### Records for processing
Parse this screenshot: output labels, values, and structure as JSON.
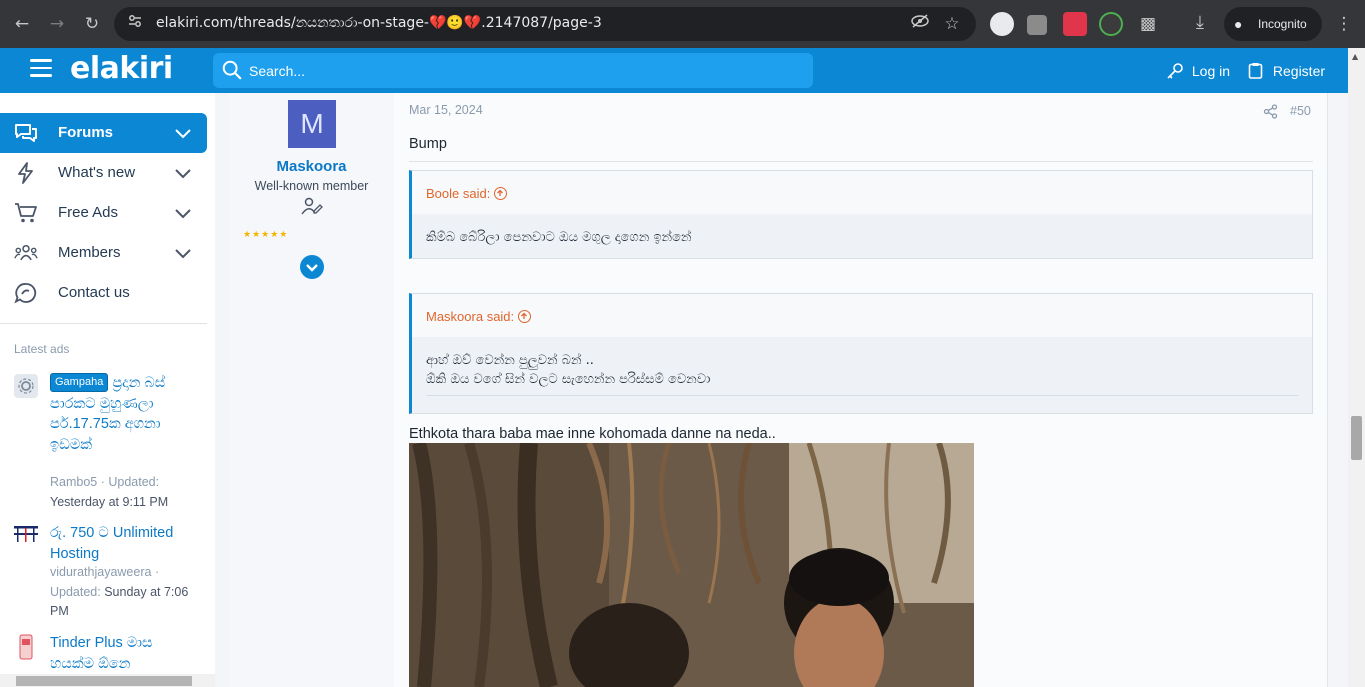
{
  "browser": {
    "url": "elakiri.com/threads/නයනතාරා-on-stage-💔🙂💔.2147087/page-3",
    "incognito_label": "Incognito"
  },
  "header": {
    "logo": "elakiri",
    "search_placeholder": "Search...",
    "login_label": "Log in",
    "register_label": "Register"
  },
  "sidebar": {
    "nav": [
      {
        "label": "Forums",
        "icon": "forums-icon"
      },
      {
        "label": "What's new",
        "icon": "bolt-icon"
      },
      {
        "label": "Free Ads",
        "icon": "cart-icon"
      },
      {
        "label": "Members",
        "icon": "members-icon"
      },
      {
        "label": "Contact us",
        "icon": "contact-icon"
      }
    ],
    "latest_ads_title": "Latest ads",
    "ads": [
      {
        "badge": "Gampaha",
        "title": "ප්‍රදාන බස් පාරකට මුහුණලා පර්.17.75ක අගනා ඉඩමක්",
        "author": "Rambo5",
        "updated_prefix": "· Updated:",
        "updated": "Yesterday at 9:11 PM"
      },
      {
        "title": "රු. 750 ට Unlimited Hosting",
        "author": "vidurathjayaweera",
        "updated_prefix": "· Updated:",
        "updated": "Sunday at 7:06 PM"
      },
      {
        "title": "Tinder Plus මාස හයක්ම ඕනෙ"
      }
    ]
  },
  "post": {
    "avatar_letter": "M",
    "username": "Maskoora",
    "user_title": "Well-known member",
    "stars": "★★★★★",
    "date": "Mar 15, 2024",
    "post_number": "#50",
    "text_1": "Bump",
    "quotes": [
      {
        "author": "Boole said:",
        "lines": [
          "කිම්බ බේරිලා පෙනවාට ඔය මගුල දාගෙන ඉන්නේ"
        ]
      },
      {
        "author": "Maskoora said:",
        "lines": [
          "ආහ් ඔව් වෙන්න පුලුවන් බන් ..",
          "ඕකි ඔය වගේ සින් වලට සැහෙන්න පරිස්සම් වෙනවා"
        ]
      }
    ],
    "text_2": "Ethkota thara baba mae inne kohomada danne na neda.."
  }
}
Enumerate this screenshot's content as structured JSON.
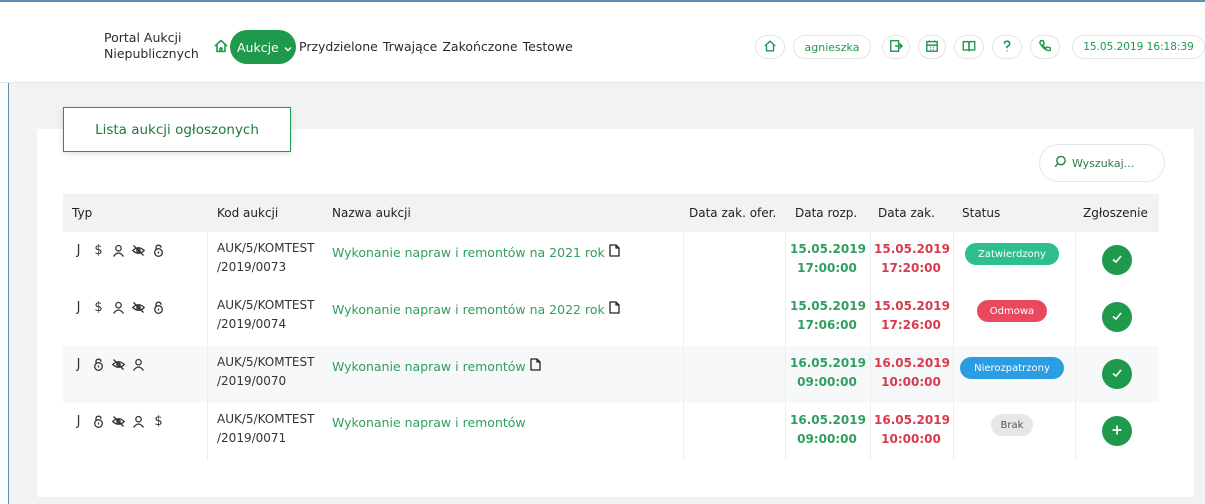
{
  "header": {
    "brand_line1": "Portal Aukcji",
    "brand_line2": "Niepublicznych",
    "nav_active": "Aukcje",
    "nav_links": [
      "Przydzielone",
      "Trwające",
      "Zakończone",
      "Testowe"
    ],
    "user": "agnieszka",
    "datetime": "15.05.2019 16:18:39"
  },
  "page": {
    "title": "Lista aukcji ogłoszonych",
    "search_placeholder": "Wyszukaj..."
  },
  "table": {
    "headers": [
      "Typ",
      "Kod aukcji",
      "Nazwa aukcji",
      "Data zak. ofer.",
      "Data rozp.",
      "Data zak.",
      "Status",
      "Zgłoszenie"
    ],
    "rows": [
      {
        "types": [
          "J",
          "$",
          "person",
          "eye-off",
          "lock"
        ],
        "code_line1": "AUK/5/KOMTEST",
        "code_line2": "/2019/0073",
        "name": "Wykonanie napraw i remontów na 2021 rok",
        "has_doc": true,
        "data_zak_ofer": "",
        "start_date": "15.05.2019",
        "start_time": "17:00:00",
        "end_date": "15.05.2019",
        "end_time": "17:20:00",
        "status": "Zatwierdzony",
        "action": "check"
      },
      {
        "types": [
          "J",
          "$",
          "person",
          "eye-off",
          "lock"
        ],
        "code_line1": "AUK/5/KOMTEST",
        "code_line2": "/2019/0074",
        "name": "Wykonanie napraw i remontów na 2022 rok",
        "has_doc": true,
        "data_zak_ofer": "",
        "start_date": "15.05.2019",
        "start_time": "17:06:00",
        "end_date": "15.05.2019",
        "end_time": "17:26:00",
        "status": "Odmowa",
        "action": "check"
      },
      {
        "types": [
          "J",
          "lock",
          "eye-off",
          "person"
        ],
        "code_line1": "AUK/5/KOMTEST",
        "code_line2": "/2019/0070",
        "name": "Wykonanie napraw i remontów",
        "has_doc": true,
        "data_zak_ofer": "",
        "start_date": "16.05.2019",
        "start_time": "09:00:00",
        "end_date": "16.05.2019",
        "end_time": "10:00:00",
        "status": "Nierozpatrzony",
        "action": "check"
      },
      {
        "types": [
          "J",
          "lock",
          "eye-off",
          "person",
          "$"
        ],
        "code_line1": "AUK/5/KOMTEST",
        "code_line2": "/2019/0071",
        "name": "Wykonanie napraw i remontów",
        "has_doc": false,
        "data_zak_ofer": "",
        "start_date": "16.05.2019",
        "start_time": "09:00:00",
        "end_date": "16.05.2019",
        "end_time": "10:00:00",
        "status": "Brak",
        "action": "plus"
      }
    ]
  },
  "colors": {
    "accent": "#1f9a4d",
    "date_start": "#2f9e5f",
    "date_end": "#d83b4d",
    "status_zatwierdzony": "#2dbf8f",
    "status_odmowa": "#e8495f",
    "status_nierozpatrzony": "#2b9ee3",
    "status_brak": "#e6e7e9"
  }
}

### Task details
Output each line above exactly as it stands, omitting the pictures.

### Written reply
Parse this screenshot: output labels, values, and structure as JSON.
{
  "browser": {
    "url": "elakiri.com/threads/නයනතාරා-on-stage-💔🙂💔.2147087/page-3",
    "incognito_label": "Incognito"
  },
  "header": {
    "logo": "elakiri",
    "search_placeholder": "Search...",
    "login_label": "Log in",
    "register_label": "Register"
  },
  "sidebar": {
    "nav": [
      {
        "label": "Forums",
        "icon": "forums-icon"
      },
      {
        "label": "What's new",
        "icon": "bolt-icon"
      },
      {
        "label": "Free Ads",
        "icon": "cart-icon"
      },
      {
        "label": "Members",
        "icon": "members-icon"
      },
      {
        "label": "Contact us",
        "icon": "contact-icon"
      }
    ],
    "latest_ads_title": "Latest ads",
    "ads": [
      {
        "badge": "Gampaha",
        "title": "ප්‍රදාන බස් පාරකට මුහුණලා පර්.17.75ක අගනා ඉඩමක්",
        "author": "Rambo5",
        "updated_prefix": "· Updated:",
        "updated": "Yesterday at 9:11 PM"
      },
      {
        "title": "රු. 750 ට Unlimited Hosting",
        "author": "vidurathjayaweera",
        "updated_prefix": "· Updated:",
        "updated": "Sunday at 7:06 PM"
      },
      {
        "title": "Tinder Plus මාස හයක්ම ඕනෙ"
      }
    ]
  },
  "post": {
    "avatar_letter": "M",
    "username": "Maskoora",
    "user_title": "Well-known member",
    "stars": "★★★★★",
    "date": "Mar 15, 2024",
    "post_number": "#50",
    "text_1": "Bump",
    "quotes": [
      {
        "author": "Boole said:",
        "lines": [
          "කිම්බ බේරිලා පෙනවාට ඔය මගුල දාගෙන ඉන්නේ"
        ]
      },
      {
        "author": "Maskoora said:",
        "lines": [
          "ආහ් ඔව් වෙන්න පුලුවන් බන් ..",
          "ඕකි ඔය වගේ සින් වලට සැහෙන්න පරිස්සම් වෙනවා"
        ]
      }
    ],
    "text_2": "Ethkota thara baba mae inne kohomada danne na neda.."
  }
}
Enumerate this screenshot's content as structured JSON.
{
  "header": {
    "brand_line1": "Portal Aukcji",
    "brand_line2": "Niepublicznych",
    "nav_active": "Aukcje",
    "nav_links": [
      "Przydzielone",
      "Trwające",
      "Zakończone",
      "Testowe"
    ],
    "user": "agnieszka",
    "datetime": "15.05.2019 16:18:39"
  },
  "page": {
    "title": "Lista aukcji ogłoszonych",
    "search_placeholder": "Wyszukaj..."
  },
  "table": {
    "headers": [
      "Typ",
      "Kod aukcji",
      "Nazwa aukcji",
      "Data zak. ofer.",
      "Data rozp.",
      "Data zak.",
      "Status",
      "Zgłoszenie"
    ],
    "rows": [
      {
        "types": [
          "J",
          "$",
          "person",
          "eye-off",
          "lock"
        ],
        "code_line1": "AUK/5/KOMTEST",
        "code_line2": "/2019/0073",
        "name": "Wykonanie napraw i remontów na 2021 rok",
        "has_doc": true,
        "data_zak_ofer": "",
        "start_date": "15.05.2019",
        "start_time": "17:00:00",
        "end_date": "15.05.2019",
        "end_time": "17:20:00",
        "status": "Zatwierdzony",
        "action": "check"
      },
      {
        "types": [
          "J",
          "$",
          "person",
          "eye-off",
          "lock"
        ],
        "code_line1": "AUK/5/KOMTEST",
        "code_line2": "/2019/0074",
        "name": "Wykonanie napraw i remontów na 2022 rok",
        "has_doc": true,
        "data_zak_ofer": "",
        "start_date": "15.05.2019",
        "start_time": "17:06:00",
        "end_date": "15.05.2019",
        "end_time": "17:26:00",
        "status": "Odmowa",
        "action": "check"
      },
      {
        "types": [
          "J",
          "lock",
          "eye-off",
          "person"
        ],
        "code_line1": "AUK/5/KOMTEST",
        "code_line2": "/2019/0070",
        "name": "Wykonanie napraw i remontów",
        "has_doc": true,
        "data_zak_ofer": "",
        "start_date": "16.05.2019",
        "start_time": "09:00:00",
        "end_date": "16.05.2019",
        "end_time": "10:00:00",
        "status": "Nierozpatrzony",
        "action": "check"
      },
      {
        "types": [
          "J",
          "lock",
          "eye-off",
          "person",
          "$"
        ],
        "code_line1": "AUK/5/KOMTEST",
        "code_line2": "/2019/0071",
        "name": "Wykonanie napraw i remontów",
        "has_doc": false,
        "data_zak_ofer": "",
        "start_date": "16.05.2019",
        "start_time": "09:00:00",
        "end_date": "16.05.2019",
        "end_time": "10:00:00",
        "status": "Brak",
        "action": "plus"
      }
    ]
  },
  "colors": {
    "accent": "#1f9a4d",
    "date_start": "#2f9e5f",
    "date_end": "#d83b4d",
    "status_zatwierdzony": "#2dbf8f",
    "status_odmowa": "#e8495f",
    "status_nierozpatrzony": "#2b9ee3",
    "status_brak": "#e6e7e9"
  }
}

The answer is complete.